When we approached the remodeling of this 1913 Craftsman bungalow, several governing principles were immediately established. First, the pedigree of the house obligated us to be good stewards of its history and to respect its careful detailing and relative scale of spaces. Drawing on our extensive experience in decorative arts, we incorporated fine details that make this project completely unique to its location and owners.
We designed the art glass panels with inspiration from original pieces in the front of the house. The lighting, fashioned from unlacquered brass, hand-blow glass, and cherry to match the cabinetry, were designed by our studio and fabricated locally. Unfinished attic space above allowed the creation of a tent ceiling that defines the middle of the room, augmenting the expansive feel of the space. A hand-painted stenciling on the cherry frieze subtly completes the composition of details.
The owners, a part-time rancher and an accomplished artist, gave us plenty of inspiration. Custom cutouts, mother-of-pearl inlays, and a handmade copper hood pay homage simultaneously to both the original aesthetic of the house and our clients’ artistic sensibilities.
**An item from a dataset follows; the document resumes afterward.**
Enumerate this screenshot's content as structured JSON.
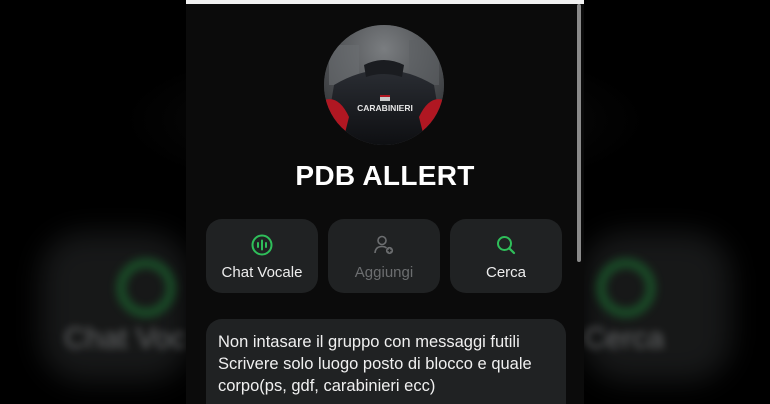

Finally, one the most important goals of this project was to make sure the house was suited for modern life. When buildings become incompatible with modern living, they are in danger of obsolescence, even demolition. While successfully maintaining the proper historic aesthetic, all the desirable modern amenities have been thoughtfully incorporated. Rather than an island, we designed an Arts & Crafts-styled table that can be moved out of the way during large gatherings. Modern, stainless steel ovens and cooktop serve as understated indications that while this kitchen gives the spirit of 1913, it’s ready for today’s demands.